==== Material provided ====

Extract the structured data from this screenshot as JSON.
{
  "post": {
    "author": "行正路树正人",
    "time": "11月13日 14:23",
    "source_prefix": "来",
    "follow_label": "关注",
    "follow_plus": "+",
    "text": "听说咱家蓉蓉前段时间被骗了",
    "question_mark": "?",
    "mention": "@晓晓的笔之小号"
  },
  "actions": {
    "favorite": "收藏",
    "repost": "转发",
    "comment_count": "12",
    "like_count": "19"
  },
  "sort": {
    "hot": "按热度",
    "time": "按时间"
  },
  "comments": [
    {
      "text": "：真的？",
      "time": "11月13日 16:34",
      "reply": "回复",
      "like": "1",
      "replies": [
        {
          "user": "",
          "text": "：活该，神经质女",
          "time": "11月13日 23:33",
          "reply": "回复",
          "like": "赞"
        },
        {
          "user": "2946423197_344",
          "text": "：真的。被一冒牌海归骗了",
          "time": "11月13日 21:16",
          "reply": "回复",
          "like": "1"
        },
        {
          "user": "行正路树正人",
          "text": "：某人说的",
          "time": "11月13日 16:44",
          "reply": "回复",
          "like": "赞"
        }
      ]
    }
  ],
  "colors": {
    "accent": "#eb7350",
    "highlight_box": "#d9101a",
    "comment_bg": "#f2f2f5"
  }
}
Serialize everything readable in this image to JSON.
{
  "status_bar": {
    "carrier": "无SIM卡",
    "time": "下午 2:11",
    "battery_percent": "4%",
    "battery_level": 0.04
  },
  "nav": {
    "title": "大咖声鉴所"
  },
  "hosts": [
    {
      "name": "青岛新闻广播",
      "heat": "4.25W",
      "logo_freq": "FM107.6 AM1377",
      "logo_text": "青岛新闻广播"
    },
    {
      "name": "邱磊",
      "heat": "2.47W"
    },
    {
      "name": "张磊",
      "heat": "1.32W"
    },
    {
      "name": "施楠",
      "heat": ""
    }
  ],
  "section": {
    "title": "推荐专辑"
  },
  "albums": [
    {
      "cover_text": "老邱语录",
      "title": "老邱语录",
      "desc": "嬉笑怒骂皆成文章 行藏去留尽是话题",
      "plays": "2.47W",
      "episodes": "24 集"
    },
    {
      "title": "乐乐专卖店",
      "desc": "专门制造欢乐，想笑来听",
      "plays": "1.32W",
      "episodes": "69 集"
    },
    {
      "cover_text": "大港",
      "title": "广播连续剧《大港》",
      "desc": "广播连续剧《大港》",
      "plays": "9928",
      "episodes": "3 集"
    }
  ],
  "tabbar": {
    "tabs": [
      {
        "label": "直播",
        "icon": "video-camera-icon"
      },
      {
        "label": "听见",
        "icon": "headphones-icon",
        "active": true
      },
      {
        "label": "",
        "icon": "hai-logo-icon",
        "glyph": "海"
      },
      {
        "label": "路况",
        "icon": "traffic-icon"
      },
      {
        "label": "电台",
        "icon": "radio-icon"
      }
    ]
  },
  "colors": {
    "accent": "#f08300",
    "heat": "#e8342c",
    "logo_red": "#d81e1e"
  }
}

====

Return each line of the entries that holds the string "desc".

      "desc": "嬉笑怒骂皆成文章 行藏去留尽是话题",
      "desc": "专门制造欢乐，想笑来听",
      "desc": "广播连续剧《大港》",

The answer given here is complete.